**WORK REQUIRED**.
How many lines of the records below contain the word "title"? Answer with the number alone.

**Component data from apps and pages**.

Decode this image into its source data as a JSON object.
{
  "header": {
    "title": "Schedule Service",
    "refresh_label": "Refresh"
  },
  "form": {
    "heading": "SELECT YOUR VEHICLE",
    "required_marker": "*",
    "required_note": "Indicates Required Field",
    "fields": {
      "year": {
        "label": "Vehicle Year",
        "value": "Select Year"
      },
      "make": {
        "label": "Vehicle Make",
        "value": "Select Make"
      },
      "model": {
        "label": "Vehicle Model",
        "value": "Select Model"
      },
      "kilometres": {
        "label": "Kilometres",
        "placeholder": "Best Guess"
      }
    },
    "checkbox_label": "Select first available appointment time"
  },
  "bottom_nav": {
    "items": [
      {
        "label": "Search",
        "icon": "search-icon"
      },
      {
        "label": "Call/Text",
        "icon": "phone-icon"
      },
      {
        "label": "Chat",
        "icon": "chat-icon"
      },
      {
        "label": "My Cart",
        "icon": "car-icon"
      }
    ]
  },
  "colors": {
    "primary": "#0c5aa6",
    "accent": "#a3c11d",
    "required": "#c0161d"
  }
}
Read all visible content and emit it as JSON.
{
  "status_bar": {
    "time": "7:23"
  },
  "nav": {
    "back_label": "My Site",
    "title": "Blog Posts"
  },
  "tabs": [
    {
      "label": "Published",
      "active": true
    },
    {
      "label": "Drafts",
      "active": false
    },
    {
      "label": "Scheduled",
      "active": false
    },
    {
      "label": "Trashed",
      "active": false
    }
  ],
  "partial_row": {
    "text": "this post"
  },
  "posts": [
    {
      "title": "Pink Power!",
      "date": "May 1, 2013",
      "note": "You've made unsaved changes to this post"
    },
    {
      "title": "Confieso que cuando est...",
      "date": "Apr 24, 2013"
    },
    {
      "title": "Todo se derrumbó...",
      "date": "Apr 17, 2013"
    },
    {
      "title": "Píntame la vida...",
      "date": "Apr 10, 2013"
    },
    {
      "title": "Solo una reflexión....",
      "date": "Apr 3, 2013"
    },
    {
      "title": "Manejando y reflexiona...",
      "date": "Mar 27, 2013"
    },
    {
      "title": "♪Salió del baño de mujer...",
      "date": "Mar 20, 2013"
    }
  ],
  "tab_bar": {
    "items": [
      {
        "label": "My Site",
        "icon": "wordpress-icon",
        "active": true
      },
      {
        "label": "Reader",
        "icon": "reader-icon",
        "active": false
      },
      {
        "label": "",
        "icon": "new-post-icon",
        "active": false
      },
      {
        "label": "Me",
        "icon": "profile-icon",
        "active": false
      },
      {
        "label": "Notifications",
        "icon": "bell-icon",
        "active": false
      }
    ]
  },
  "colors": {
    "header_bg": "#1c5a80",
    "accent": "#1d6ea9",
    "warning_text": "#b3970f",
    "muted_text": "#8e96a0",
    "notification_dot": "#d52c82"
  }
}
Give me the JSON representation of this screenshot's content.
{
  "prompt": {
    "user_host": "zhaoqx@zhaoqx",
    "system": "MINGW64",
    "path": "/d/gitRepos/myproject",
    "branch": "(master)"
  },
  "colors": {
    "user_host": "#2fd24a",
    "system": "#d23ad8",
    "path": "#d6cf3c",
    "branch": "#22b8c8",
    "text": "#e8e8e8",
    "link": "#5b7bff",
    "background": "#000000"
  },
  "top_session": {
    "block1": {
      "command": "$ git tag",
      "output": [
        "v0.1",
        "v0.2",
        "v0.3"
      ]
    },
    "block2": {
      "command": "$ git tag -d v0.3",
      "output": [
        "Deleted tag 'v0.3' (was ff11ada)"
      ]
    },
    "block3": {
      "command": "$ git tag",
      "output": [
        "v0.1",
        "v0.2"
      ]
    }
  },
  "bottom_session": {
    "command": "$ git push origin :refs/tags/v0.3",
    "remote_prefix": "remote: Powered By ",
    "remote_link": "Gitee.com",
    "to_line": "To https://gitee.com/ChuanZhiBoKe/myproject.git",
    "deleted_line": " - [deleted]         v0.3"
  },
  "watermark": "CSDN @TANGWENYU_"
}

**EXERCISE ANSWER**.
9